Post-Production and the Invisible Revolution of Filmmaking studies the discourses surrounding post-production, as well as the aesthetic effects of its introduction during the 1920s and 1930s, by exploring the philosophies and issues faced by practitioners during this transitional, transformative period.
The introduction of post-production during the transition from silent cinema to the synchronized sound era in the 1920s American studio system resulted in what has been a previously unheralded and invisible revolution in filmmaking. Thereafter, a film no longer arose from a live and variable combination of audio and visual in the theater, as occurred during the silent film era, where each exhibition was a singular event. The new system of post-production effectively shifted control of a film’s final form from the theater to the editing room. With this new process, filmmakers could obtain and manipulate an array of audio elements and manufacture a permanent soundtrack. This transition made possible a product that could be easily mass-produced, serving both to transform and homogenize film presentation, fundamentally creating a new art form.
With detailed research and analysis and nearly 50 illustrations, this book is the ideal resource for students and researchers of film history and post-production.
Table of Contents
Introduction: Post-Production: An Invisible Art
Chapter One: The Invisible Revolution: the Art of Post-Production
Chapter Two: The Post-Production Process of Silent Film
Chapter Three: A Sense of Sound in the "Silent" Era
Chapter Four: Transition to Post-Production: The Rapid Rise and Fall of the Monitor Ma
Chapter Five: The Art and Science of Film Engineers
Chapter Six: Coverage and Post-Production
Chapter Seven: Post-Production: Past, Present, and Future
Coda: The Perpetual Revolution and Evolution
George Larkin is the Chair and an Associate Professor of Filmmaking at Woodbury University in Burbank, CA. He has a B.A. from Yale University, an M.A. in Shakespearean Studies from the University of Birmingham (England), and a Ph.D. in Film and Media Studies from the University of California, Berkeley.

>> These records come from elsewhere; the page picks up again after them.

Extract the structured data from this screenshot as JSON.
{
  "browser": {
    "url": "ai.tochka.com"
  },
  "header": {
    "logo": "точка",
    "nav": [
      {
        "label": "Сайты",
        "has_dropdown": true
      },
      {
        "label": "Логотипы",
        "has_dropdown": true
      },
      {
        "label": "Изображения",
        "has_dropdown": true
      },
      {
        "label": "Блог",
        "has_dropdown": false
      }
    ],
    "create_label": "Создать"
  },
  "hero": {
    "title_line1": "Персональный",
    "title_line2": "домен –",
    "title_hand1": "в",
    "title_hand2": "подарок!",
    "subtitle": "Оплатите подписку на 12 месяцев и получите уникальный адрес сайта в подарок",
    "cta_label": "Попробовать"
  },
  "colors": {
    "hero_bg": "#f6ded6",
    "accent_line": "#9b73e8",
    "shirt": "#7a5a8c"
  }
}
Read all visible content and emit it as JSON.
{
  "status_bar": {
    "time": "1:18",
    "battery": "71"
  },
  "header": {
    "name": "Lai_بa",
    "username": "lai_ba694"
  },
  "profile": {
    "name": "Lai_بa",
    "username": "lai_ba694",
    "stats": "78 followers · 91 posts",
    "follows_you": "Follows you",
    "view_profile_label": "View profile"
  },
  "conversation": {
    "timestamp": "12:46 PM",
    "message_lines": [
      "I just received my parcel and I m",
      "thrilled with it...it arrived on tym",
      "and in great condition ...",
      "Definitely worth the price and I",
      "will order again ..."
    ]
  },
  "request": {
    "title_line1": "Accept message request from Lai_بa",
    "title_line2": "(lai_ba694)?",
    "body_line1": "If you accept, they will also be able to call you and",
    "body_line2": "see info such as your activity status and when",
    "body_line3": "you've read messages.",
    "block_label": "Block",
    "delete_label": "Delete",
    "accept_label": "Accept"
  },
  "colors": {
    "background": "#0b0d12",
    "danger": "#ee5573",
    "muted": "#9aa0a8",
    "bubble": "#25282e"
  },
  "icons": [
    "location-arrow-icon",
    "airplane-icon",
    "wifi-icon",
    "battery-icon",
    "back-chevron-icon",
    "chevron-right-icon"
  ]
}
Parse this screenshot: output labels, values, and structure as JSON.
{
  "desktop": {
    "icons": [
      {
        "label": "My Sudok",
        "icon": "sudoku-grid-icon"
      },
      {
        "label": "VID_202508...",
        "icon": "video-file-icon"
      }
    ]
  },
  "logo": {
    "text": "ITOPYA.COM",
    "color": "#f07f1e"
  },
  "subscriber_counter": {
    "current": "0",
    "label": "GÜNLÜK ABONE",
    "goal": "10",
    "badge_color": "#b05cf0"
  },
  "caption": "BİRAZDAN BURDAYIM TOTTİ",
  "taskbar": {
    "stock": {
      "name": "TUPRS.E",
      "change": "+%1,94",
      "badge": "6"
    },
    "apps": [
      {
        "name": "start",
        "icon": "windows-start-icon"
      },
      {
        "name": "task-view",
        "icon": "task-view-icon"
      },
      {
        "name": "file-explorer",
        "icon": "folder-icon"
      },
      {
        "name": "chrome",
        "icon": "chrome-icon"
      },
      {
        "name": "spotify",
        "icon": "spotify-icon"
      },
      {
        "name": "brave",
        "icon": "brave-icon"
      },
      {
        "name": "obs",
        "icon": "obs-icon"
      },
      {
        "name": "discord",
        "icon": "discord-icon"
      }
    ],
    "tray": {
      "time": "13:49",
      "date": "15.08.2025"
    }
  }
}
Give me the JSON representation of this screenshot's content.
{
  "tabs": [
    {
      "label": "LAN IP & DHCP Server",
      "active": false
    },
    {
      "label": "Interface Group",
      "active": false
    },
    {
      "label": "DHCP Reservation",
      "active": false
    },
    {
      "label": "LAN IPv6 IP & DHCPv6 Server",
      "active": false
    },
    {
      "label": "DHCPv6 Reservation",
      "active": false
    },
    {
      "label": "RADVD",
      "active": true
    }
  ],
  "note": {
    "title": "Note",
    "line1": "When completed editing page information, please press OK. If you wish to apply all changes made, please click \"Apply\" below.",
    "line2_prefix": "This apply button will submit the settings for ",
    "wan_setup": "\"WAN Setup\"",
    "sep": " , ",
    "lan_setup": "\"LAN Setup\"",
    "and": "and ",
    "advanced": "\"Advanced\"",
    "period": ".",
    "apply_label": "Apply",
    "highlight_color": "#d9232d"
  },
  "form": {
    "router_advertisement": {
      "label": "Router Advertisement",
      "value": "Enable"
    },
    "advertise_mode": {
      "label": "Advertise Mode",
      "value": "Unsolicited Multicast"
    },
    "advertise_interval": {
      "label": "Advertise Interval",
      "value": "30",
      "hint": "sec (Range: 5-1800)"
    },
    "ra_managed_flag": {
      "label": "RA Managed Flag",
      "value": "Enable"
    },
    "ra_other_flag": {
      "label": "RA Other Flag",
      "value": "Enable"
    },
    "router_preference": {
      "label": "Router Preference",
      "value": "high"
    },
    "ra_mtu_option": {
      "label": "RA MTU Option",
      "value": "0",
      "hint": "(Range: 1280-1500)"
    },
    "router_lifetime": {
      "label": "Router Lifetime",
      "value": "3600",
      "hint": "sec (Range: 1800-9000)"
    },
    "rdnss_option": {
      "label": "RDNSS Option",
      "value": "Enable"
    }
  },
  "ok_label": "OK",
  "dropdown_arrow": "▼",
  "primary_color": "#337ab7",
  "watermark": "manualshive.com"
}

"Beyond the existing canon of critical reception theory on Film Sound, Larkin’s work is a significant expansion of an emerging specialty: the history of the post-production of mainstream films and the art history which considers the collective authorship of soundtracks by industrial artisans." --David Stone, Professor of Sound Design, Savannah College of Art and Design (SCAD), Academy Award© winner for Best Sound Effects Editing, Bram Stoker’s Dracula (1992), and author of Hollywood Sound Design and Moviesound Newsletter: A Case Study of the End of the Analog Age. (2017, Focal Press)
"The evolution of sound from its inception in The Jazz Singer in 1927 to its present subliminal importance in film is clearly highlighted in this text. Larkin’s readable history of this on-going development contributes richly to the collaborative art of post-production." --John J. Michalczyk, Director, Film Studies Program, Boston College, USA